Hiring an Assistant
Delegating responsibilities can be daunting for brokers used to working on their own. But if you’re ready to grow your business, here are some tips for making the right hire.
December 5, 2014
When you’ve created a business from scratch, entrusting another person with the details is difficult. Yet, at a certain point, delegation becomes a necessity. “If you’re running at 120 percent all the time, you can’t grow your business. You miss opportunities because you’re just trying to stay alive,” says Greg Nagel, managing broker of Ask Nagel Realty in Chicago.
But what responsibilities can you give up? Whom should you hire? And how much should you pay?
Here are tips from brokers who’ve made the right hire for their brokerages.
1. When should you hire someone? Around the $5 million in annual sales mark. At that point, it’s hard to keep track of all the details that go along with high volume sales while maintaining service levels. “If you can take a slice of the responsibility and hand it off to someone you can trust, that’s a win for everyone,” Laura MacDonald Garafola of the Laura Garafola Team at Keller Williams in Dallas.
2. What tasks should your assistant handle?
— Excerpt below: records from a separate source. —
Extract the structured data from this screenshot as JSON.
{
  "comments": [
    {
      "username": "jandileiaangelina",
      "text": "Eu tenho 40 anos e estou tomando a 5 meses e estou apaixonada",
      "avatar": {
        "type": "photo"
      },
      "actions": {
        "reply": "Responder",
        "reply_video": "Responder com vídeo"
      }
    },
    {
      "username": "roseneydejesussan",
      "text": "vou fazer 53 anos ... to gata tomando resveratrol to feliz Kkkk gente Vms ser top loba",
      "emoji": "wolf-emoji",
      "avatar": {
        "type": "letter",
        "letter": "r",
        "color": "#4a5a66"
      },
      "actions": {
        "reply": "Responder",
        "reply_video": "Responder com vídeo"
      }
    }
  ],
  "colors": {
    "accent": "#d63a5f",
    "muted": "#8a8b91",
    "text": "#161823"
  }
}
Garafola’s sends letters, tracks deadlines, and communicates with the other agent in a deal. Nagel’s assistant schedules buyer tours, enters listings into the MLS, and attends inspections, appraisals, and listing photo sessions. In the office, he pays bills, opens and closes the office each day, and assists other salespeople.
3. How much should you pay? Roughly between $20,000 to $60,000, depending on the job description. Obviously, those with more duties and responsibility earn more. Nagel pays his assistant – who is a licensed agent – $50,000 annually. “It’s money worth spending,” Nagel says. His assistant also creates the first draft of e-blasts, Facebook posts, and brochures, schedules listing tours and prepares listing paperwork.
4. Hire the person who best fits your style. Garafola hires prospective assistants for a three-month trial period, then decides if she wants to take them on permanently so she isn’t stuck with a dud. Nagel finds someone willing to work hard, then allows them time to prepare for the broker’s exam and pays the various state licensing and testing fees. Nagel says he “created my own internal feeder system.” After a couple of years, Nagel helps set up his assistant’s business as a salesperson – but not until he trains his own replacement.